Hong Seung-Jae (’15, English Language Education)

In fact, I enjoyed paradise until last semester, before facing 2019. Yes, I spent my life last year serving in the national military. After returning to school, the question of “Where are all of my friends?” immediately arose. Seeing my friends become senior students, some of them even preparing to graduate, seemed so surprising for me. I first felt this emotion when I found that I had no one to eat with after returning to school. In the past I enjoyed eating delicious food and visiting famous restaurants with friends, but I found myself so embarrassed about eating lunch alone at the school restaurant. Despite these feelings, I soon overcame this lonely situation by becoming the president of a school activity. I actually want to quit sometimes. Still, this has given me a sense of accomplishment that I was not able to feel in the military. I enjoy drinking with my club members after working together, and I also like talking with the members about club issues. More than simply giving me a feeling of accomplishment and freedom from the military, there is something more special in 2019 that made me feel like I am in paradise. In fact, I am LGBTQ. I was not able to tell my roommates in the military, but now I confidently live as myself without concealing my unique character. After entering People to People (P2P), a KU club for LGBTQ individuals, I found that there are other people just like me, which allowed me to feel confident about my life. Spending my time talking and working together with these friends, I realized that they are true friends in life. I am now attending school as a sophomore student. Yes, I attended school in 2015, but I got a lot of Fs in classes during my previous years. Throughout my life, I will of course lose and pursue various forms of paradise.

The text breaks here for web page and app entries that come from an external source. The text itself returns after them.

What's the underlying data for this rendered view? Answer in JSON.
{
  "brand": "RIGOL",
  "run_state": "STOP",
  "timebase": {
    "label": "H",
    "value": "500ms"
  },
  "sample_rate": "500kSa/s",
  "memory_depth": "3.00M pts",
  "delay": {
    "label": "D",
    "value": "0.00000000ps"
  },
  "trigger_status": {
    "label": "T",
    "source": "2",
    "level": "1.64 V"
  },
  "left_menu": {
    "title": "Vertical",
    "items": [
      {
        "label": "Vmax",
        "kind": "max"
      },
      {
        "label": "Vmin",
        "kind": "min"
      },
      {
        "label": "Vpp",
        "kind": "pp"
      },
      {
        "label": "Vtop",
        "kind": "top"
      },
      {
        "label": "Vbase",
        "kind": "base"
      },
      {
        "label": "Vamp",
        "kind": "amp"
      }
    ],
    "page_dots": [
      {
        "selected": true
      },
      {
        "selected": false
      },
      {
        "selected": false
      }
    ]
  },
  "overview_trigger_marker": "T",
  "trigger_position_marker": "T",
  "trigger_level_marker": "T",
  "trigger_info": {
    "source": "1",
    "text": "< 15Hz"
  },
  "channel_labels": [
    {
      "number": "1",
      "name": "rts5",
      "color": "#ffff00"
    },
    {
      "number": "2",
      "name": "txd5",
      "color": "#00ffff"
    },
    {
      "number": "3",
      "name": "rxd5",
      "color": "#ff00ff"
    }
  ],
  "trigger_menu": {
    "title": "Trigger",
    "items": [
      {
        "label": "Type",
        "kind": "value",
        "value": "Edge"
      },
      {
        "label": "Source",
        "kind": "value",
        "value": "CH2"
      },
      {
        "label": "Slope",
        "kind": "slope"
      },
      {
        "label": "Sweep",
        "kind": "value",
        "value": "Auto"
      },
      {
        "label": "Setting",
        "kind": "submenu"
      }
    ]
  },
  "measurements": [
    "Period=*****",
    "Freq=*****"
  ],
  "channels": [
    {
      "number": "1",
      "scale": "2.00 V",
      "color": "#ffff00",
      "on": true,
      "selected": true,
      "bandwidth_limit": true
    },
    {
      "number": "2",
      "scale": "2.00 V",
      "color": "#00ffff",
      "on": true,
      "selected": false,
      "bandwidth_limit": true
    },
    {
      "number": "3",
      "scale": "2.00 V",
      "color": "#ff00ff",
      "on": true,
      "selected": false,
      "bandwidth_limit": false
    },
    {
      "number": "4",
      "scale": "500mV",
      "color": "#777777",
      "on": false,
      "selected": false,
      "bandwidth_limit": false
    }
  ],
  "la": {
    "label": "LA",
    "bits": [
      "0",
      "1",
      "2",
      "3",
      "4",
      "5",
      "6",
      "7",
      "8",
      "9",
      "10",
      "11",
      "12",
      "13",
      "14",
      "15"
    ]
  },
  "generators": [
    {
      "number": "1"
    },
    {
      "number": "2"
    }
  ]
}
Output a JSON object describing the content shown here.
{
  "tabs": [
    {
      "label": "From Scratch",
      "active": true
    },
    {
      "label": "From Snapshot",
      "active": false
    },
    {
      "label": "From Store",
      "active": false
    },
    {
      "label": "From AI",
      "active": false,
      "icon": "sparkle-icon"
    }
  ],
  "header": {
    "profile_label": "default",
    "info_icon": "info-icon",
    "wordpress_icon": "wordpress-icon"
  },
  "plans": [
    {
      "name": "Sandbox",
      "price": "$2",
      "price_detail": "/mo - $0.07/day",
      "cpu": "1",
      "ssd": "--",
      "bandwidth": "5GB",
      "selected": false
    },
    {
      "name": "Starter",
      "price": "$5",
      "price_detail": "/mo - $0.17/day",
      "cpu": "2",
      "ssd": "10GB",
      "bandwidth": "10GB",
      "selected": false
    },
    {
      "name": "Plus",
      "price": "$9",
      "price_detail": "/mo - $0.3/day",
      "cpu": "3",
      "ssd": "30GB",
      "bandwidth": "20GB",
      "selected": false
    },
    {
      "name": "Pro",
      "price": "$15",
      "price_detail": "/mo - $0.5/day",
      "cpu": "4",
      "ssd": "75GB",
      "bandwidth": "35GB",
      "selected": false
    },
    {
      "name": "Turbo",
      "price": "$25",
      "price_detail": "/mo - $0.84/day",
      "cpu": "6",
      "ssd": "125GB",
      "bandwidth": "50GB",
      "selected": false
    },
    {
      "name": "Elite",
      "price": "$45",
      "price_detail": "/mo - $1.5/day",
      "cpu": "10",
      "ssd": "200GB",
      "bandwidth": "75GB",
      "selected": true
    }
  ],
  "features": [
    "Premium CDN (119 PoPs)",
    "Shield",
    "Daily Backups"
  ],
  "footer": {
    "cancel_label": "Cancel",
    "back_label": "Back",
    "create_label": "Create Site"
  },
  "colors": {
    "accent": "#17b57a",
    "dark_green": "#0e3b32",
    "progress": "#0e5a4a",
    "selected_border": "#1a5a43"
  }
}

After spending several years in school, I decided not to be obsessed with one specific problem, but to embrace my life every day, facing whatever I encounter and enjoying what happens. 

Anonymous (’14)

I entered KU with a dream of working in the diplomatic field. I had thought about this since adolescence, but I felt skeptical about this aspiration when I started to think that I dreamed about this just to live up to others’ expectations. Since then, I started to experience diverse fields to find out which career would best suit me. So, this experience itself was paradise for me. However, the famous Sewol Ferry Incident and the Gangnam Station Murder Case totally changed my values and thoughts. I was aware that there were many social problems in our society, but the fact that there were virtually no changes in society even after these incidents was totally shocking to me. While the Sewol disaster reflected the corruption of society in general, the Gangnam Station murder revealed a misogynistic society. Both cases show how the weak can be sacrificed in this corrupt world. The reactions of others were also shocking, not considering these incidents to be a significant matter. Looking at this situation, I realized that my paradise relies on the society and does not rest on my personal success. Since then, I have constantly worked to change society, and I am still working on it in 2019. My dream has totally changed, and I have started to live as a part of society, not as an individual. Though it may take a long time to make the world a better place, I am still dreaming of and working endlessly towards my ideal paradise.  

폰트키우기 폰트줄이기 프린트하기 메일보내기 신고하기
트위터 페이스북 미투데이 요즘 네이버 구글 msn 뒤로가기 위로가기
이 기사에 대한 댓글 이야기 (0)
자동등록방지용 코드를 입력하세요!   
- 200자까지 쓰실 수 있습니다. (현재 0 byte / 최대 400byte)
- 욕설등 인신공격성 글은 삭제 합니다. [운영원칙]
이 기사에 대한 댓글 이야기 (0)
About UsCurrent StaffNotice BoardFree BoardArchive
EDITORIAL OFFICE The Granite Tower, Anam-dong 5Ga, Seongbuk-gu, Seoul, Korea (136-701)  |  TEL 02)3290-1685, 82-2)3290-1685
Copyright © 2011 The Granite Tower. All rights reserved. mail to